WORK ORDER:
Report every line below that carries the word "icon".

Excerpts from an interface dataset:
►

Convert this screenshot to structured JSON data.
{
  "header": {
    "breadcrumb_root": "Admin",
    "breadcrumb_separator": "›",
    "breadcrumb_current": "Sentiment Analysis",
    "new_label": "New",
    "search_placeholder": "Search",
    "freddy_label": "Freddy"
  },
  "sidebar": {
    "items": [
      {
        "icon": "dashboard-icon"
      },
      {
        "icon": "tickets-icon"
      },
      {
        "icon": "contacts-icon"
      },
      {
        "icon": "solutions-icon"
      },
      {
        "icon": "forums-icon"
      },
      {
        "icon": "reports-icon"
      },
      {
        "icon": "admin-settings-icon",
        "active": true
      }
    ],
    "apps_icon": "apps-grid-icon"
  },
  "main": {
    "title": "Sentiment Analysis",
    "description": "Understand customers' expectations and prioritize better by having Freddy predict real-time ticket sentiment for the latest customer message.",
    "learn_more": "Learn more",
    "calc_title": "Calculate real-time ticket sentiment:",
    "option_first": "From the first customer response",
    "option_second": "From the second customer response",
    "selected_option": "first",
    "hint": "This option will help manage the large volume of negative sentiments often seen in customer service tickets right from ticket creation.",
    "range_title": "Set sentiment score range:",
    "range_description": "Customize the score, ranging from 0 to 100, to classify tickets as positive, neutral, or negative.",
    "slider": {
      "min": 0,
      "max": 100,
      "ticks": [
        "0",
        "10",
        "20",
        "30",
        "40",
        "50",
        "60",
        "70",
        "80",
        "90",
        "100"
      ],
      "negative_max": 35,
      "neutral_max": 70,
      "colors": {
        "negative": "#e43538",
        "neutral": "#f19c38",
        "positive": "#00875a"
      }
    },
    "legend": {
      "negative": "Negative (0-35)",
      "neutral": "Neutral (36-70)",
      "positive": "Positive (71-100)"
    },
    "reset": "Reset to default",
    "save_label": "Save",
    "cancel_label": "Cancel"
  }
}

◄
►

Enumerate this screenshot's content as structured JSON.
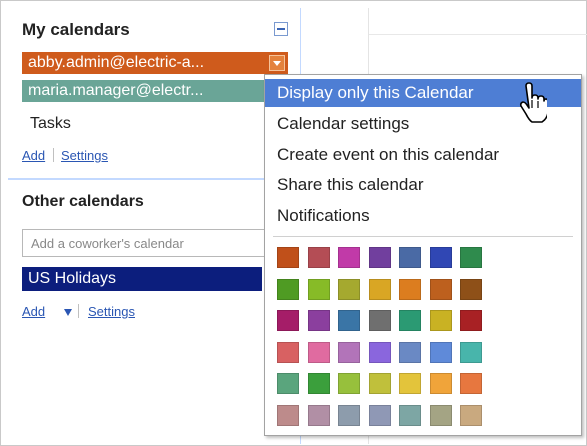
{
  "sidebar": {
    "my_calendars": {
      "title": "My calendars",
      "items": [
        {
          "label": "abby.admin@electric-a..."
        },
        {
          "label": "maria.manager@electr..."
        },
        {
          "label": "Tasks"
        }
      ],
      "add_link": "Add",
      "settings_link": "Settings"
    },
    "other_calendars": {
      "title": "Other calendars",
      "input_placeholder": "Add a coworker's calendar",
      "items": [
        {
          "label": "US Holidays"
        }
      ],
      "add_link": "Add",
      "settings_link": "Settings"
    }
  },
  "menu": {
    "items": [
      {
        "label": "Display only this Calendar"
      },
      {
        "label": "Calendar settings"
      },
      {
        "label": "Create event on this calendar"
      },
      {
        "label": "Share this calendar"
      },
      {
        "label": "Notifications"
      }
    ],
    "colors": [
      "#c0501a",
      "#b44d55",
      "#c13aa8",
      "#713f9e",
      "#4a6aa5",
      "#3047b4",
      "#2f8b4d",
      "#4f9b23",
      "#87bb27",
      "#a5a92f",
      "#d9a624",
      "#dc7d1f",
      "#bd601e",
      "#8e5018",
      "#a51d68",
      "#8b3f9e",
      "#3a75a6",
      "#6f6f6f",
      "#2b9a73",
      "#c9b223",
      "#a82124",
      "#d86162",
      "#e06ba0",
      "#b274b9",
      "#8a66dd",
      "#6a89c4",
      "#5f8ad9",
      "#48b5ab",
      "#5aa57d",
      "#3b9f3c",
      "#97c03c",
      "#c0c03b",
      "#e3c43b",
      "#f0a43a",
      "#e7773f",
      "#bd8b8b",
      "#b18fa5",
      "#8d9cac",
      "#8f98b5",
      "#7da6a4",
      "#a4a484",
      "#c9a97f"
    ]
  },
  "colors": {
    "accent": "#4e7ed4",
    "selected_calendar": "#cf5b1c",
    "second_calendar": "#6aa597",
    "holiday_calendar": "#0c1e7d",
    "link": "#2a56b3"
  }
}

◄
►

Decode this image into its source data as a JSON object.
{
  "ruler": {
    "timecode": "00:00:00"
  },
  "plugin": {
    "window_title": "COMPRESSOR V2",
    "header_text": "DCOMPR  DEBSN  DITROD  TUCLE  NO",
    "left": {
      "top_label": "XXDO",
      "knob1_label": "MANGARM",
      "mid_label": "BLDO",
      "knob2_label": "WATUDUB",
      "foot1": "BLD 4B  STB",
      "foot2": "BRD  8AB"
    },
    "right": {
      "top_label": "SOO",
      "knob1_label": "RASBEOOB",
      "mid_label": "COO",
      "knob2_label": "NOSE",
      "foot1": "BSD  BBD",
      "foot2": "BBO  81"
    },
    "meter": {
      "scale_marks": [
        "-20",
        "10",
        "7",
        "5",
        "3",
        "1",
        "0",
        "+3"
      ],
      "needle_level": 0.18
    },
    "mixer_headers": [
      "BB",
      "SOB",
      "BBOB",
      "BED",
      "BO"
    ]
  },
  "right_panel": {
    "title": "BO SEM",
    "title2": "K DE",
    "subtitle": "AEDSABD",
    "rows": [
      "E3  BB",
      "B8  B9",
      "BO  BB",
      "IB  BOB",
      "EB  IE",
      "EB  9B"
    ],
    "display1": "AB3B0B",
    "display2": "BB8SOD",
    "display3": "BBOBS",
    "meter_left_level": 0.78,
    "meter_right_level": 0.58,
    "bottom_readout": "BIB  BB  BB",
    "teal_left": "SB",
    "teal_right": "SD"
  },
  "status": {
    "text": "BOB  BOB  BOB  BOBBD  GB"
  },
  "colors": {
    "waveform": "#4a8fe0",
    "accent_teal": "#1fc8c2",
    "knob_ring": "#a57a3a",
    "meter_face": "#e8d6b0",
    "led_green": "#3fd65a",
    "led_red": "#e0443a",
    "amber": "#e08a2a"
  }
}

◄

FINISHED EXERCISE:
        "icon": "dashboard-icon"
        "icon": "tickets-icon"
        "icon": "contacts-icon"
        "icon": "solutions-icon"
        "icon": "forums-icon"
        "icon": "reports-icon"
        "icon": "admin-settings-icon",
    "apps_icon": "apps-grid-icon"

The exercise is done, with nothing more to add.